Provided entries:

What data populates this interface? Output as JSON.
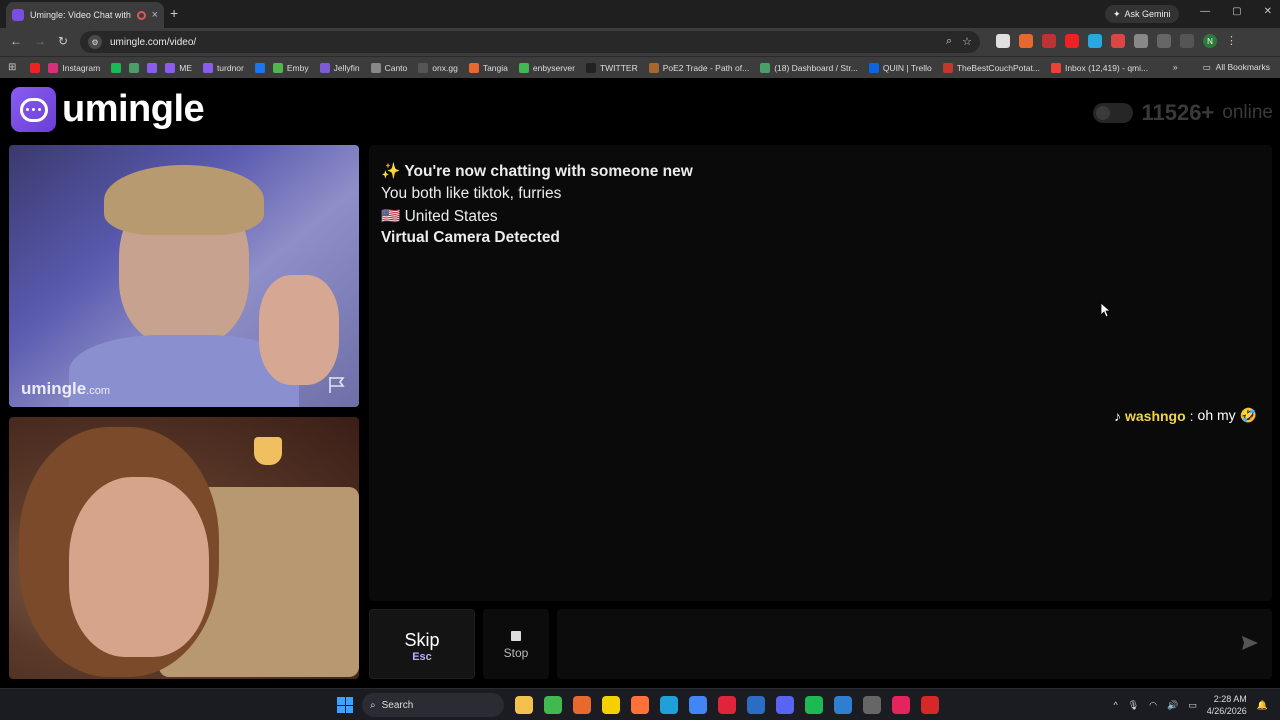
{
  "browser": {
    "tab_title": "Umingle: Video Chat with S",
    "new_tab": "+",
    "close_tab": "×",
    "ask_gemini": "Ask Gemini",
    "url": "umingle.com/video/",
    "window_controls": [
      "—",
      "▢",
      "✕"
    ],
    "bookmarks": [
      {
        "label": "",
        "color": "#e22"
      },
      {
        "label": "Instagram",
        "color": "#d6307a"
      },
      {
        "label": "",
        "color": "#1db954"
      },
      {
        "label": "",
        "color": "#4b9e6a"
      },
      {
        "label": "",
        "color": "#8a5cf0"
      },
      {
        "label": "ME",
        "color": "#8a5cf0"
      },
      {
        "label": "turdnor",
        "color": "#8a5cf0"
      },
      {
        "label": "",
        "color": "#1877f2"
      },
      {
        "label": "Emby",
        "color": "#52b54b"
      },
      {
        "label": "Jellyfin",
        "color": "#7d5bd6"
      },
      {
        "label": "Canto",
        "color": "#888888"
      },
      {
        "label": "onx.gg",
        "color": "#555555"
      },
      {
        "label": "Tangia",
        "color": "#e8692d"
      },
      {
        "label": "enbyserver",
        "color": "#3fb950"
      },
      {
        "label": "TWITTER",
        "color": "#222222"
      },
      {
        "label": "PoE2 Trade - Path of...",
        "color": "#a8682d"
      },
      {
        "label": "(18) Dashboard / Str...",
        "color": "#4b9e6a"
      },
      {
        "label": "QUIN | Trello",
        "color": "#0c66e4"
      },
      {
        "label": "TheBestCouchPotat...",
        "color": "#c0392b"
      },
      {
        "label": "Inbox (12,419) - qmi...",
        "color": "#ea4335"
      }
    ],
    "all_bookmarks": "All Bookmarks",
    "more": "»"
  },
  "site": {
    "logo_text": "umingle",
    "online_count": "11526+",
    "online_label": "online"
  },
  "stranger_video": {
    "brand": "umingle",
    "brand_suffix": ".com"
  },
  "chat": {
    "lines": [
      "✨ You're now chatting with someone new",
      "You both like tiktok, furries",
      "🇺🇸 United States",
      "Virtual Camera Detected"
    ],
    "message": {
      "icon": "♪",
      "user": "washngo",
      "separator": ":",
      "text": "oh my 🤣"
    }
  },
  "controls": {
    "skip_label": "Skip",
    "skip_key": "Esc",
    "stop_label": "Stop",
    "input_placeholder": ""
  },
  "taskbar": {
    "search_label": "Search",
    "time": "2:28 AM",
    "date": "4/26/2026",
    "tray_up": "^"
  },
  "colors": {
    "brand": "#7a4ee0",
    "username": "#f1d34a",
    "skip_key": "#b9b0ff"
  }
}
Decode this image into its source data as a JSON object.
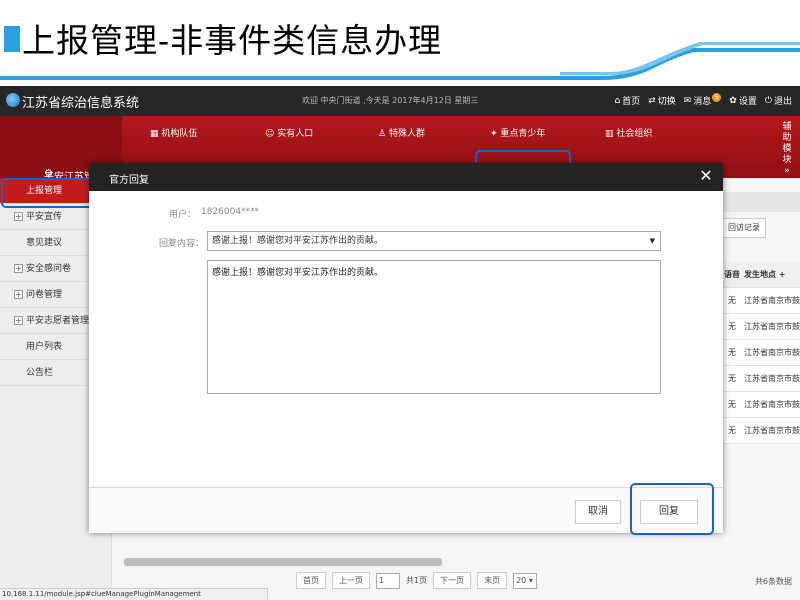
{
  "slide": {
    "title": "上报管理-非事件类信息办理"
  },
  "header": {
    "app_title": "江苏省综治信息系统",
    "welcome": "欢迎 中央门街道 ,今天是 2017年4月12日 星期三",
    "actions": {
      "home": "首页",
      "switch": "切换",
      "messages": "消息",
      "messages_badge": "5",
      "settings": "设置",
      "logout": "退出"
    }
  },
  "nav": {
    "home_label": "平安江苏管理",
    "items": [
      "机构队伍",
      "实有人口",
      "特殊人群",
      "重点青少年",
      "社会组织"
    ],
    "side_label": "辅助模块"
  },
  "sidebar": {
    "items": [
      "上报管理",
      "平安宣传",
      "意见建议",
      "安全感问卷",
      "问卷管理",
      "平安志愿者管理",
      "用户列表",
      "公告栏"
    ]
  },
  "main": {
    "visit_button": "回访记录",
    "columns": [
      "语音",
      "发生地点"
    ],
    "add_column": "+",
    "rows": [
      {
        "voice": "无",
        "location": "江苏省南京市鼓"
      },
      {
        "voice": "无",
        "location": "江苏省南京市鼓"
      },
      {
        "voice": "无",
        "location": "江苏省南京市鼓"
      },
      {
        "voice": "无",
        "location": "江苏省南京市鼓"
      },
      {
        "voice": "无",
        "location": "江苏省南京市鼓"
      },
      {
        "voice": "无",
        "location": "江苏省南京市鼓"
      }
    ],
    "pager": {
      "first": "首页",
      "prev": "上一页",
      "current_page": "1",
      "total_pages": "共1页",
      "next": "下一页",
      "last": "末页",
      "page_size": "20",
      "total": "共6条数据"
    }
  },
  "modal": {
    "title": "官方回复",
    "user_label": "用户：",
    "user_value": "1826004****",
    "reply_label": "回复内容：",
    "reply_selected": "感谢上报！感谢您对平安江苏作出的贡献。",
    "reply_text": "感谢上报！感谢您对平安江苏作出的贡献。",
    "cancel": "取消",
    "submit": "回复"
  },
  "status_url": "10.168.1.11/module.jsp#clueManagePluginManagement",
  "colors": {
    "accent_red": "#c21b20",
    "header_dark": "#262626",
    "highlight_blue": "#1f5fc4",
    "title_blue": "#2aa0e0"
  }
}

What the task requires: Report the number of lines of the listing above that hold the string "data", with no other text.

Task solution: 2